︎︎︎ 3 september 2020


On February 27, 2010 at around 3 AM in Constitutión, Chile, an 8.8 magnitude earthquake hit the city. It was the second biggest earthquake that the world had seen in half a century.

With the city existing close the coast, a tsunami was imminent. By the time the two natural disasters were over, over 500 people were pronounced dead and 80% of the city’s buildings were destroyed. When a city has to practically rebuild itself from scratch, it’s an opportunity to do things differently.

Jumping back 8 years. In Inquique, Chile, the city hired a company called Elemental to create low-income housing solutions. The city needed to house 100 families on a budget of $10,000 for each unit, land purchase not included. This dropped the construction budget to about $7,500 per unit.

Elemental considered 3 options. The first could accommodate 30 families in stand-alone homes. The second could accommodate 60 families in row homes. The third option could accommodate all 100 families by stacking the units apartment-style. When they presented the third option to the community, the community threatened to go on a hunger strike if Elemental constructed this high-rise.

Elemental learned that the community was opposed to option 3 because it didn’t allow for expansion. Leading the design team was Alejandro Aravena. We have a quote from him here: “If there’s any power in design, that’s the power of synthesis. The more complex the problem, the more the need for simplicity.”

He proposed a radical and controversial idea. He acknowledged that an average family can live well in an 860 sq ft home. But this project only had the resources to build a 430 sq ft residence.

So, Elemental reframed the question as: “What if instead of thinking of [430 square feet] as a small house, why don’t we consider it half of a good one?”

So this is what they did. Each half was built just enough to meet Chile’s minimum standards for low-income housing. They built the things that can be challenging for people to do on their own—foundations, plumbing, electrical wiring, basic structure, etc. It would then be up to residents to finish their homes on their own terms.

After the government and architects completed those tasks, residents could then invest in any additions over time on their own terms. The homes were handed over with unfinished walls and floors. In the kitchen, there was only a sink. While sparse, the homes were “habitable, practical, and well-insulated.” The idea was to join forces and think of housing as an ongoing project.

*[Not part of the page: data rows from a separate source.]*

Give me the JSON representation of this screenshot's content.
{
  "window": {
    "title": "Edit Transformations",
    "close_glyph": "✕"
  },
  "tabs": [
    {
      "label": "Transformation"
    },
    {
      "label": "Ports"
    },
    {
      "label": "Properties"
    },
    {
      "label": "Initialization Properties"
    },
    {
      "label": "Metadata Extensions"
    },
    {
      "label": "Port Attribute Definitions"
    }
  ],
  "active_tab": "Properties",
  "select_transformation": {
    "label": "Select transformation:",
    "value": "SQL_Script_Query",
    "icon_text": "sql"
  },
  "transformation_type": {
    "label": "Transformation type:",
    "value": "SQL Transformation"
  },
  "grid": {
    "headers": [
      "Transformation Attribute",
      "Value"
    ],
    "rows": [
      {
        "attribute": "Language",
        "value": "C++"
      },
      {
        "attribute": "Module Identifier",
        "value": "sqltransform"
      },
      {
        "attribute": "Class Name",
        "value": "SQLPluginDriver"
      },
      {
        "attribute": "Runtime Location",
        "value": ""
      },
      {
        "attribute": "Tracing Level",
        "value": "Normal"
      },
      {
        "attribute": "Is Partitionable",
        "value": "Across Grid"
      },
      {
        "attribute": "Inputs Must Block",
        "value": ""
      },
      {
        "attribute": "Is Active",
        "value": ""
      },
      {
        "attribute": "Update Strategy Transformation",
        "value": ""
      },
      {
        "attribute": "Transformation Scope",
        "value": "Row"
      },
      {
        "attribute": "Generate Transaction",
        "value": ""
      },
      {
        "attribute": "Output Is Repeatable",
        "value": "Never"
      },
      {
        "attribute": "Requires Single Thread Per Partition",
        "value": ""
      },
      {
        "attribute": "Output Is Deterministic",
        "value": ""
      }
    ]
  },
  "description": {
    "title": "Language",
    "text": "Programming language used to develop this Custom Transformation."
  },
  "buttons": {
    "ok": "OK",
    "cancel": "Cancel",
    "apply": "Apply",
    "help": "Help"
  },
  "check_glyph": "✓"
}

Elemental spent years reiterating on the half-a-house design and created these structures in Constitución after their 2010 earthquake. Elemental facilitated workshops on building techniques and a user manual for working with standard-size building materials. Some families still continue to live in half a house. Others have expanded for more living space or converted them to small businesses.

Unprecedented migration is outpacing housing construction. People will continue to arrive and inhabit cities but may live in informal settlements. According to Aravena, the amount of people living under $1.90/day is projected to reach 2 billion by 2030. Half-homes and using people’s own potential serves as a promising component that can be used to combat this future.

︎︎︎ 99 % invisible
︎︎︎ pritzker prize
︎︎︎ baublatt